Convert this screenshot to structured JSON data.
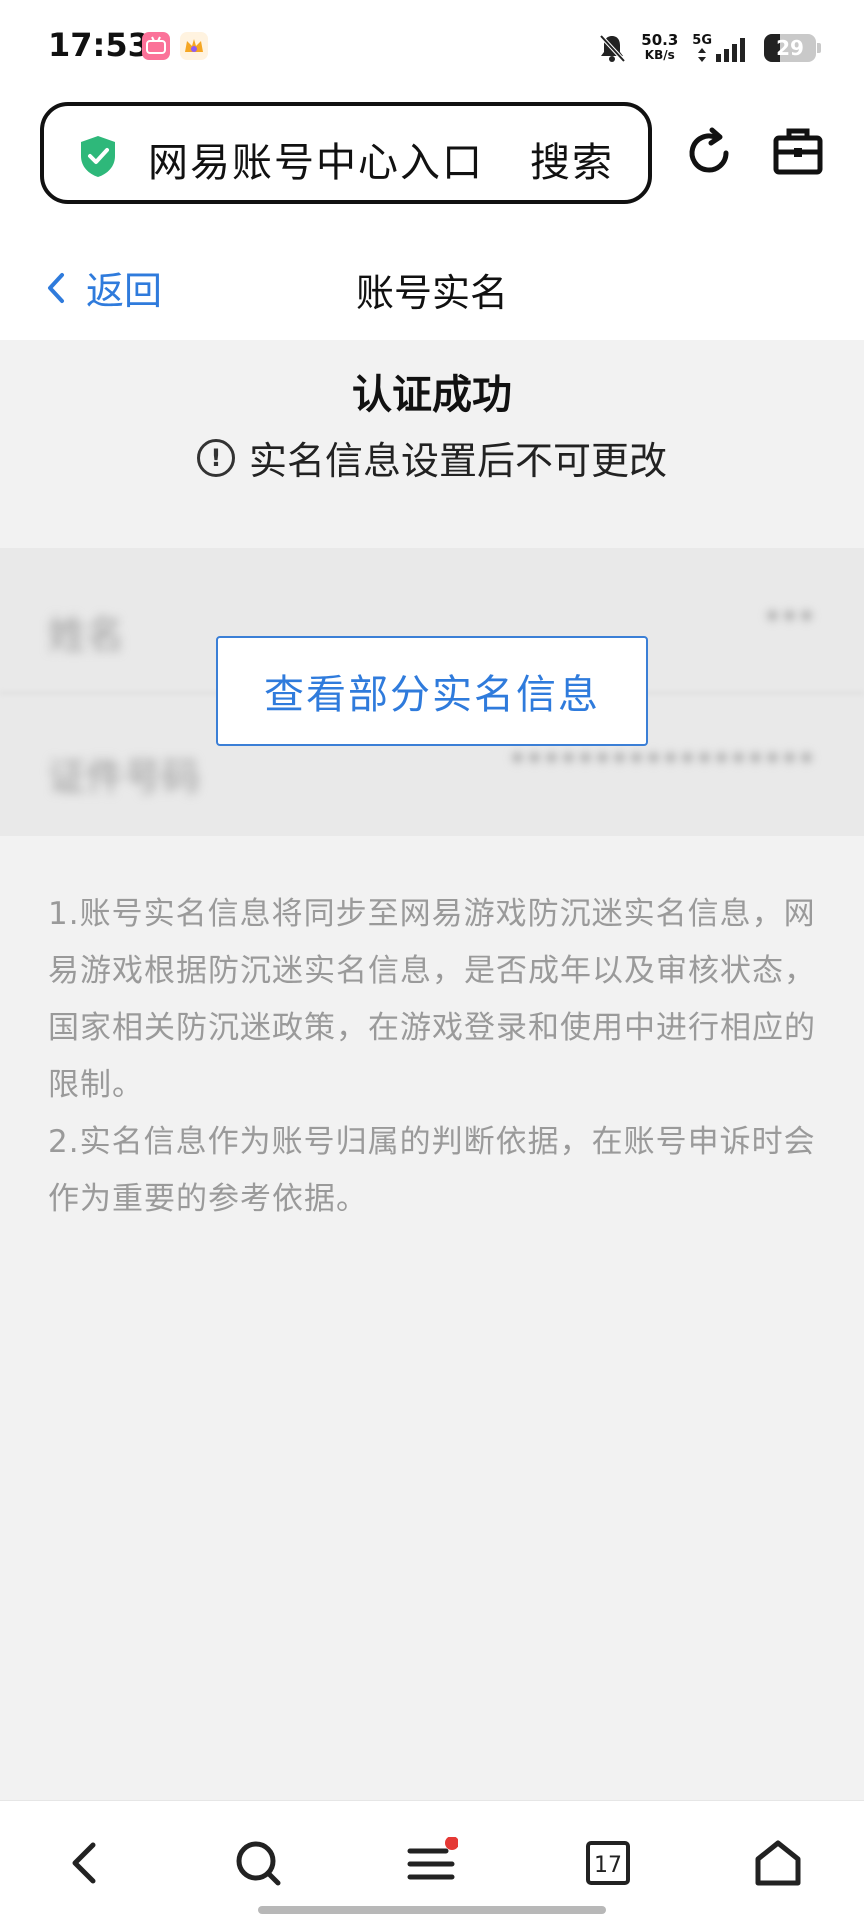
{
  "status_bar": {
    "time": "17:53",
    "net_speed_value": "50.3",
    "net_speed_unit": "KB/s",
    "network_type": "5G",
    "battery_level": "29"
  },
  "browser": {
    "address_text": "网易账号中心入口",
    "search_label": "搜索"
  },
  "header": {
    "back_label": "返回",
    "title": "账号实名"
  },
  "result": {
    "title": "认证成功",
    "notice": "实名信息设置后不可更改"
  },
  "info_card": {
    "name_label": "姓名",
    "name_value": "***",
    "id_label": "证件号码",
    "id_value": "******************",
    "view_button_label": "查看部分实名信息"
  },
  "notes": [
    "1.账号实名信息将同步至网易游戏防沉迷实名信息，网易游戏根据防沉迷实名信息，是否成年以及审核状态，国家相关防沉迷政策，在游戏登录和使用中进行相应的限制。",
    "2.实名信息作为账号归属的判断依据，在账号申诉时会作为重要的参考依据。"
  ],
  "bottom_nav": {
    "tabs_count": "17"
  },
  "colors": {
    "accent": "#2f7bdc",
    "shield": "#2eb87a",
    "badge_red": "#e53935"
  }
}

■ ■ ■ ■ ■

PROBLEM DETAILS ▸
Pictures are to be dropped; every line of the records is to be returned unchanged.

RESULT FOR THIS TASK ▸
Convert this screenshot to structured JSON data.
{
  "status_bar": {
    "time": "17:53",
    "net_speed_value": "50.3",
    "net_speed_unit": "KB/s",
    "network_type": "5G",
    "battery_level": "29"
  },
  "browser": {
    "address_text": "网易账号中心入口",
    "search_label": "搜索"
  },
  "header": {
    "back_label": "返回",
    "title": "账号实名"
  },
  "result": {
    "title": "认证成功",
    "notice": "实名信息设置后不可更改"
  },
  "info_card": {
    "name_label": "姓名",
    "name_value": "***",
    "id_label": "证件号码",
    "id_value": "******************",
    "view_button_label": "查看部分实名信息"
  },
  "notes": [
    "1.账号实名信息将同步至网易游戏防沉迷实名信息，网易游戏根据防沉迷实名信息，是否成年以及审核状态，国家相关防沉迷政策，在游戏登录和使用中进行相应的限制。",
    "2.实名信息作为账号归属的判断依据，在账号申诉时会作为重要的参考依据。"
  ],
  "bottom_nav": {
    "tabs_count": "17"
  },
  "colors": {
    "accent": "#2f7bdc",
    "shield": "#2eb87a",
    "badge_red": "#e53935"
  }
}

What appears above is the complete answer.